Look through the entries. Copy each line that has the word "title".

***** Supplied information

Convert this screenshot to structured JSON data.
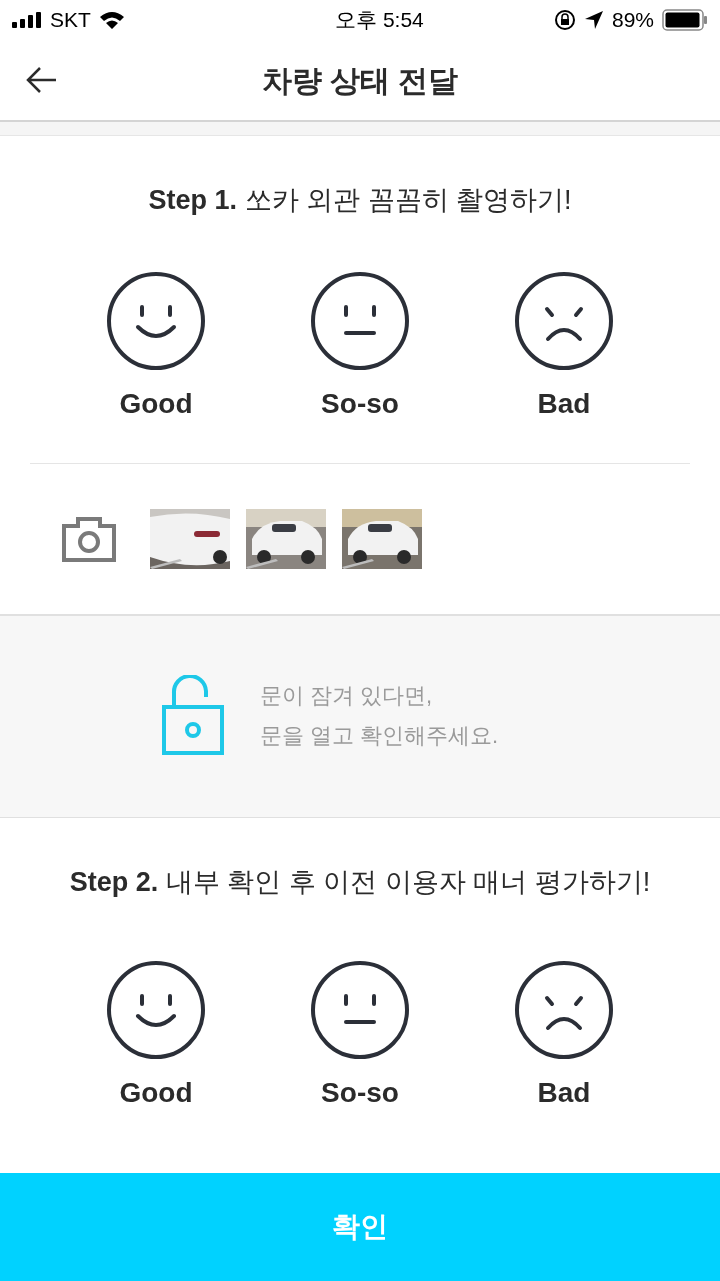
{
  "status_bar": {
    "carrier": "SKT",
    "time": "오후 5:54",
    "battery": "89%"
  },
  "header": {
    "title": "차량 상태 전달"
  },
  "step1": {
    "title": "**Step 1.** 쏘카 외관 꼼꼼히 촬영하기!",
    "ratings": [
      {
        "kind": "good",
        "label": "Good"
      },
      {
        "kind": "soso",
        "label": "So-so"
      },
      {
        "kind": "bad",
        "label": "Bad"
      }
    ]
  },
  "notice": {
    "lines": [
      "문이 잠겨 있다면,",
      "문을 열고 확인해주세요."
    ]
  },
  "step2": {
    "title": "**Step 2.** 내부 확인 후 이전 이용자 매너 평가하기!",
    "ratings": [
      {
        "kind": "good",
        "label": "Good"
      },
      {
        "kind": "soso",
        "label": "So-so"
      },
      {
        "kind": "bad",
        "label": "Bad"
      }
    ]
  },
  "confirm_button": "확인"
}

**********

→ **Expected answer**:
    "title": "차량 상태 전달"
    "title": "**Step 1.** 쏘카 외관 꼼꼼히 촬영하기!",
    "title": "**Step 2.** 내부 확인 후 이전 이용자 매너 평가하기!",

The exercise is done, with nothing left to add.